The museum will occupy the historic market buildings, energising the area and creating exemplary galleries and support spaces to show and interpret a diverse and growing collection, speaking to new and established audiences.

The brief will incorporate the project objectives.

The emerging brief for the project is framed by the site’s long and complex planning history, with passionate debate over its future reuse and regeneration continuing to the present day. The successful architect will need an approach which sensitively balances this history with the requirements of the brief.

The site of circa 25,000m2 is made up of a number of separate buildings. One of the challenges is to tie these buildings together, optimising the opportunities for flexible contemporary space whilst being conscious of the much-loved heritage value and context of the former market.

The brief will address the following functional areas:

Administration and Back-of-House: efficient and flexible support space for staff, volunteers and visitors, including safe and secure delivery.

Centre for Research: collections and laboratory space, ideally contiguous with collections storage and conservation, with extensive public interpretation and access, to offer a unique insight into the museum’s extensive collection of archaeological remains.

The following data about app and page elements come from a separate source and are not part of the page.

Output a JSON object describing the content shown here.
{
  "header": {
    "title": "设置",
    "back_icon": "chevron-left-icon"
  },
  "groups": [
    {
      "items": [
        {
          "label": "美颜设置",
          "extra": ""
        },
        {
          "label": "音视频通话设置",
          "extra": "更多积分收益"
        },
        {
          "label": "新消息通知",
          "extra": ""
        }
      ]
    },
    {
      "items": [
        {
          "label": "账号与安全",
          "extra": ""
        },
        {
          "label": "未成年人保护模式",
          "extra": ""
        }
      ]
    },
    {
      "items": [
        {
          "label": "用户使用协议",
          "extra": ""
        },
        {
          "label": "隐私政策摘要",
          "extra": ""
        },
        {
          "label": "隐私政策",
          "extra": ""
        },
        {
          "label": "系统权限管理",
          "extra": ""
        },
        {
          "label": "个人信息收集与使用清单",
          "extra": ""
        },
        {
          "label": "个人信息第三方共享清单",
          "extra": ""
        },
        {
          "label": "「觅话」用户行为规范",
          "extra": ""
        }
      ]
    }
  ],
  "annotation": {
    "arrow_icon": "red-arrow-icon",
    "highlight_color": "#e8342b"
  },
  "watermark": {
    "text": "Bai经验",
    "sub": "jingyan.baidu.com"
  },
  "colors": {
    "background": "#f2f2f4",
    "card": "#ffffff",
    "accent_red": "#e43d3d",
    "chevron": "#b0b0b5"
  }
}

Collections Storage: a highly efficient, secure and safe collections facility offering public access to the collections through the Centre for Research.

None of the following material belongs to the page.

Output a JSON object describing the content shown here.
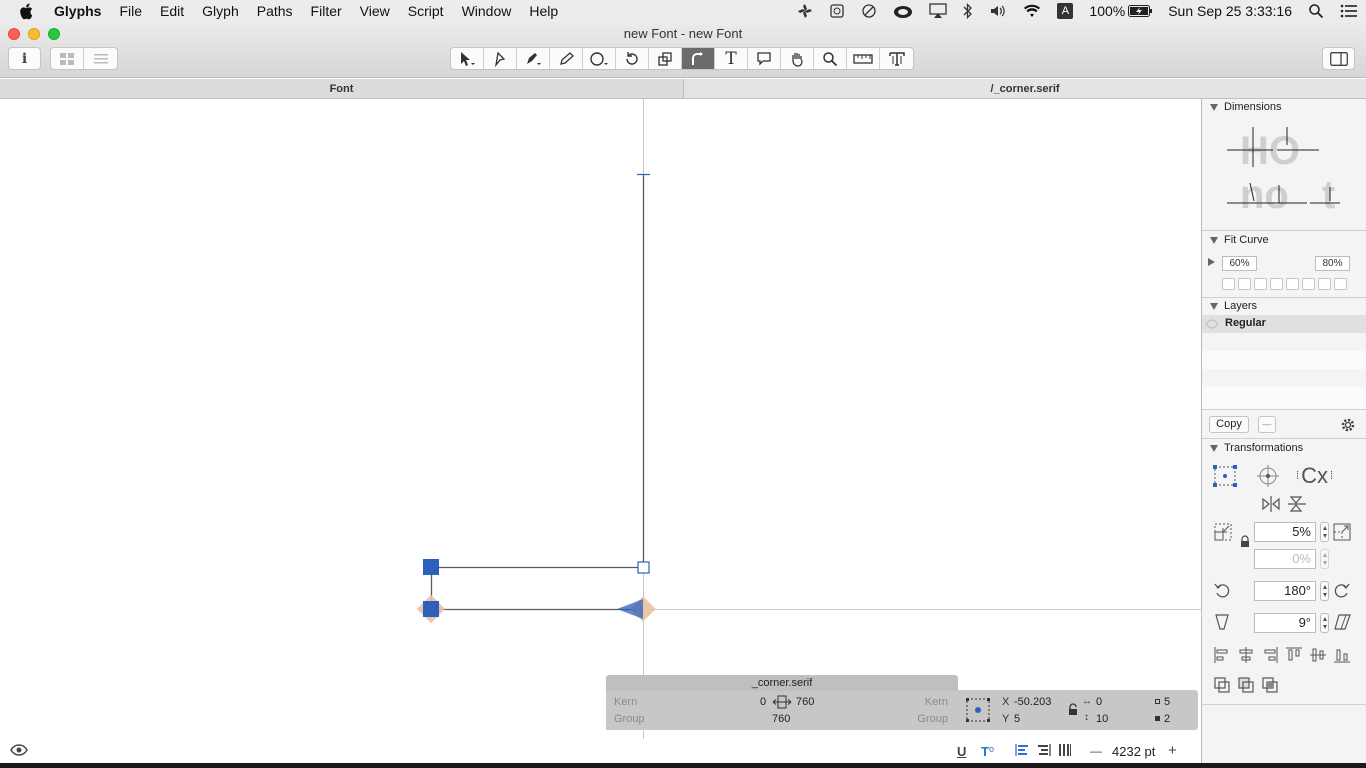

Commercial: retail, catering and other functions to help the museum become more financially sustainable.

Front-of-House: to create an appealing entrance, which is welcoming and conveys the sense that the museum is open to all; a ‘taster’ for the treasures within the museum as well as dealing with all of the functions around entry, reception and ticketing.

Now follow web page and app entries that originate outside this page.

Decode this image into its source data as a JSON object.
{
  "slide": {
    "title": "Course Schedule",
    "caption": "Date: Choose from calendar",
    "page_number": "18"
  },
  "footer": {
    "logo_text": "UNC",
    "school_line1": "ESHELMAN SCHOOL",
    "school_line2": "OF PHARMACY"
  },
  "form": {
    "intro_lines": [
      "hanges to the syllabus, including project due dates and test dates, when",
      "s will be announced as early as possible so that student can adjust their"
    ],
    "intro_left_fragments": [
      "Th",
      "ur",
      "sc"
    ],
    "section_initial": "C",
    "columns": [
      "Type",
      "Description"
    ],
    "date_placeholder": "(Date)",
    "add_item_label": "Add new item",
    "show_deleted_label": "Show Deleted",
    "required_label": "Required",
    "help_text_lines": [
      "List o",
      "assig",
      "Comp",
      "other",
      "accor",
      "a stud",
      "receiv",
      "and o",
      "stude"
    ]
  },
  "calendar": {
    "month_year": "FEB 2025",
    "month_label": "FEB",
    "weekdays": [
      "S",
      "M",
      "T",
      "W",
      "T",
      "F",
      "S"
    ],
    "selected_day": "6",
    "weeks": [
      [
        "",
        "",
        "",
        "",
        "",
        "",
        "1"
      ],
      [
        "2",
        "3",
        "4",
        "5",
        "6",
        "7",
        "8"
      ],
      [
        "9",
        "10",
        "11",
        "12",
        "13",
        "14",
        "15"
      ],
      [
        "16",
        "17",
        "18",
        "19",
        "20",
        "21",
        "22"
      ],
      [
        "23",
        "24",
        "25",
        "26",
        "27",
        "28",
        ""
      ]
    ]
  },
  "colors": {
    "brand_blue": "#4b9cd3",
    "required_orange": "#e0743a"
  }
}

Galleries: organised and designed to promote an architectural promenade that plays off the unique space of the market buildings. The museum should include flexible, contemporary and well-proportioned exhibition and interpretation spaces.

Public Realm: to link the separate buildings, energise and interpret the surrounding streets to serve 2.25 million visitors a year, and embrace the opportunities offered by Crossrail and new commercial developments.

Theatre and Public Engagement Spaces: adaptable and easy to use learning and presentation spaces, including a theatre seating 240 plus accompanying break out spaces and supporting facilities.

The construction budget will be in the range of £130 million to £150 million. The first stage of the competition, which sought Expressions of Interest from architects who can deliver a challenging and sensitive project to deadline and within cost constraints, has now concluded.